If you’ve been thinking about doing more, NOW is the time!  There are so many initiatives underway, but they will need many more of us helping if we are to be successful and get them done in a timely way.  Come discover what you can do or, come share what you are doing!  Bring your friends and family and help them get engaged in this movement.

Watch the trailer here.  You can register to attend here.  Or just show up!  The event will start at 6:45 pm at the Sustainability Center at 111. N. Albany St – at the intersection with State St.

Salon series on “The Climate, the Market, and the Commons” well received

April 17 Gay and speakers

Sustainable Tompkins has concluded its well-attended series of spring salon discussions on “The Climate, the Market, and the Commons.” The salons featured guest speakers and group discussions that addressed the role of business, government, and the citizenry in dealing with climate change.  The salons were held at the Sustainability Center and attracted crowds of 65-85 people.  After initial presentations by guest respondents, the attendees moved through sets of discussion questions related to the evening’s topic.

The first salon in our series addressed the question of “Why are we stuck in climate denial?,” exploring the hurdles of even beginning to address the issue in a meaningful way.  The second salon, “Can business and technology save us?,” contrasted reasons for optimism for a “bright green” technological shift with evidence for a likely economic and ecological system collapse before a transition to clean energy can be completed. “Will government intervene?”, the third salon, brought together representatives from local, state, and federal government to discuss the public sector’s role in addressing climate change. And the last salon took up the question “Is it Up to the People?” with a focus on the clear need for leadership from the grassroots to help shift the market and push government to protect the commons.

You can view videos or listen to podcasts of the salons in the ‘The Climate, the Market, and the Commons’ series:

  • Why Are We Stuck in Climate Denial?    video / podcast – April 17, 2014
  • The Market and the Climate.     video podcast  – May 11, 2014
  • Will Government Intervene?    video podcast – June 5, 2014
  • Is it Up to the People? video / podcast – June 19, 2014

Many thanks to our video sponsors (Home Green Home and PPM Homes) and to Crooked Carrot Farm and Ithaca Bakery for catering donations.

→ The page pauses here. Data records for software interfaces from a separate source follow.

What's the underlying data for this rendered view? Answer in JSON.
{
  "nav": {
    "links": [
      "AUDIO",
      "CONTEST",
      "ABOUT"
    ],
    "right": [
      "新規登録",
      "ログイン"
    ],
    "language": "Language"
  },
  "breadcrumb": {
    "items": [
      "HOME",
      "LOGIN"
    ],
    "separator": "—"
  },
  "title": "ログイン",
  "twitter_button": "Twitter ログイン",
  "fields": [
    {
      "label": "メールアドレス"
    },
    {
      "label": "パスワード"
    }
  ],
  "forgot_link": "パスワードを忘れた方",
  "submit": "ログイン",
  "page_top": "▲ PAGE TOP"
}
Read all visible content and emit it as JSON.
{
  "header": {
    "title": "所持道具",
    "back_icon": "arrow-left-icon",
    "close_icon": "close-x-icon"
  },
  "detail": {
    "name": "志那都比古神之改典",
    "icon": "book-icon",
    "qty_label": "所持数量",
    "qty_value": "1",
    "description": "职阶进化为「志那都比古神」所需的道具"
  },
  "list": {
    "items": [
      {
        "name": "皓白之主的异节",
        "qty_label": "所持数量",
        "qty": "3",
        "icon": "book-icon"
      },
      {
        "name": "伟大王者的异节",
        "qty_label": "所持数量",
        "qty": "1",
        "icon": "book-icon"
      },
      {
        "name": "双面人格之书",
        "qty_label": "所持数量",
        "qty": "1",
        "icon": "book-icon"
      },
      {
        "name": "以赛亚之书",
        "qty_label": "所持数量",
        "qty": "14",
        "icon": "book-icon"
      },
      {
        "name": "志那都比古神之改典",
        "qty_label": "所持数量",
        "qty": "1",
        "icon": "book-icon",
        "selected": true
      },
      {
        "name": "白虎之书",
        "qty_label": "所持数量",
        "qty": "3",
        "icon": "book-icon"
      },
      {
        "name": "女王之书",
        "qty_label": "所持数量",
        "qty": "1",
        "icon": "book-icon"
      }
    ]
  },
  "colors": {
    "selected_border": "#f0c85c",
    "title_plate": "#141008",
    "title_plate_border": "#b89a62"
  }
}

Thanks also to the Park Foundation, the guest conversants, the volunteers who worked hard to make the evenings run smoothly, our members, and all of the people who contributed to make the Salons possible.


‘Talk of the Town’ Radio with Sustainable Tompkins

Local radio host Juliana Garcia invited ST’s President Gay Nicholson and Board Chair Tom Shelley to join her on February 15 for her weekly ‘Talk of the Town’ show on WVBR.  Listen here to check out our wide-ranging conversation about living more sustainably.

Everyday Climate Heroes

ST_Lawn-SignIt’s a comic book cliché.  The superhero that hides his true identity (remember mild-mannered Clark Kent?), but is ever ready to right wrongs and help those at risk.  Thankfully, most communities have always had their own quiet heroes working without fanfare to heal problems and seek justice.  At Sustainable Tompkins we are witnessing the emergence of a new breed of hero – a type we are going to need many more of as the impacts of climate disruption escalate and economic disparities widen.

In recent months, we’ve had the honor of being approached by two anonymous donors who share both a deep concern about the growing threat of climate change, and compassion for those in our community struggling with high energy bills.  Our first donor set up a Sustainable Newfield Fund and provided seed money to cover a series of grants from our Finger Lakes Climate Fund to residents of the Town of Newfield.  We made our first award from this gift in October with a $3,457 grant to Second Wind to insulate six cottages they are building for homeless men.  (Full story here.) Read the rest of this entry »